(YOUR TASK) Your answer must be an exact copy of the data below.

(DATA TO USE)

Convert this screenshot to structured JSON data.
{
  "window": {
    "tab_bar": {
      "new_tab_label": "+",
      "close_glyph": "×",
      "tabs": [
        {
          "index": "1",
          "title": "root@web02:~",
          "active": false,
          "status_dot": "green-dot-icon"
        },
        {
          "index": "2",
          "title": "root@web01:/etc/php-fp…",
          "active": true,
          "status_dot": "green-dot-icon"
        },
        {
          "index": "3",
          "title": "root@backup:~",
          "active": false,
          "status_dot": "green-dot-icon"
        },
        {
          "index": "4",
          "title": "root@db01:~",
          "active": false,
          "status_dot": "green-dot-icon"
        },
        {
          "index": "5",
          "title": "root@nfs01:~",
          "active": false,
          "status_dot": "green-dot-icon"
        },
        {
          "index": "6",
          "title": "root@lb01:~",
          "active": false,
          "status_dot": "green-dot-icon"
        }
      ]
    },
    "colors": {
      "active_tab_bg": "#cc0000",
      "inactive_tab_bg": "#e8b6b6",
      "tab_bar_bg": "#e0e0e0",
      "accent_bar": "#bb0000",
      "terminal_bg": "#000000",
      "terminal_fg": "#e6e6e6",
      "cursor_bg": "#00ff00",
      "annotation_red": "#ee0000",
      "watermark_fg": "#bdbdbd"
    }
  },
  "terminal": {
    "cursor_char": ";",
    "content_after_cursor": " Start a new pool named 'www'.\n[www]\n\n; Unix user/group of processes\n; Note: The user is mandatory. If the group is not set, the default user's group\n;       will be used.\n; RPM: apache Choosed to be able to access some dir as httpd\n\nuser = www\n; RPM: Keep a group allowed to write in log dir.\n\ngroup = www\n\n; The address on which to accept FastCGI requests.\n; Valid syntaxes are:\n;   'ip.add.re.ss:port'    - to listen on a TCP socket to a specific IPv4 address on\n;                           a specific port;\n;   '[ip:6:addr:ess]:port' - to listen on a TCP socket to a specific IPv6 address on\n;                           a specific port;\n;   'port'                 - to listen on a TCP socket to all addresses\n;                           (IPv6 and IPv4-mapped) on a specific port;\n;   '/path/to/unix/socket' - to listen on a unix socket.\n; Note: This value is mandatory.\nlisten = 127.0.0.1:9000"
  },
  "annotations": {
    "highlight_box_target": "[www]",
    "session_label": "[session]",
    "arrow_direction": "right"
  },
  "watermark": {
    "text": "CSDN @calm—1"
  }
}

(ANSWER SECTION)
Convert this screenshot to structured JSON data.
{
  "window": {
    "tab_bar": {
      "new_tab_label": "+",
      "close_glyph": "×",
      "tabs": [
        {
          "index": "1",
          "title": "root@web02:~",
          "active": false,
          "status_dot": "green-dot-icon"
        },
        {
          "index": "2",
          "title": "root@web01:/etc/php-fp…",
          "active": true,
          "status_dot": "green-dot-icon"
        },
        {
          "index": "3",
          "title": "root@backup:~",
          "active": false,
          "status_dot": "green-dot-icon"
        },
        {
          "index": "4",
          "title": "root@db01:~",
          "active": false,
          "status_dot": "green-dot-icon"
        },
        {
          "index": "5",
          "title": "root@nfs01:~",
          "active": false,
          "status_dot": "green-dot-icon"
        },
        {
          "index": "6",
          "title": "root@lb01:~",
          "active": false,
          "status_dot": "green-dot-icon"
        }
      ]
    },
    "colors": {
      "active_tab_bg": "#cc0000",
      "inactive_tab_bg": "#e8b6b6",
      "tab_bar_bg": "#e0e0e0",
      "accent_bar": "#bb0000",
      "terminal_bg": "#000000",
      "terminal_fg": "#e6e6e6",
      "cursor_bg": "#00ff00",
      "annotation_red": "#ee0000",
      "watermark_fg": "#bdbdbd"
    }
  },
  "terminal": {
    "cursor_char": ";",
    "content_after_cursor": " Start a new pool named 'www'.\n[www]\n\n; Unix user/group of processes\n; Note: The user is mandatory. If the group is not set, the default user's group\n;       will be used.\n; RPM: apache Choosed to be able to access some dir as httpd\n\nuser = www\n; RPM: Keep a group allowed to write in log dir.\n\ngroup = www\n\n; The address on which to accept FastCGI requests.\n; Valid syntaxes are:\n;   'ip.add.re.ss:port'    - to listen on a TCP socket to a specific IPv4 address on\n;                           a specific port;\n;   '[ip:6:addr:ess]:port' - to listen on a TCP socket to a specific IPv6 address on\n;                           a specific port;\n;   'port'                 - to listen on a TCP socket to all addresses\n;                           (IPv6 and IPv4-mapped) on a specific port;\n;   '/path/to/unix/socket' - to listen on a unix socket.\n; Note: This value is mandatory.\nlisten = 127.0.0.1:9000"
  },
  "annotations": {
    "highlight_box_target": "[www]",
    "session_label": "[session]",
    "arrow_direction": "right"
  },
  "watermark": {
    "text": "CSDN @calm—1"
  }
}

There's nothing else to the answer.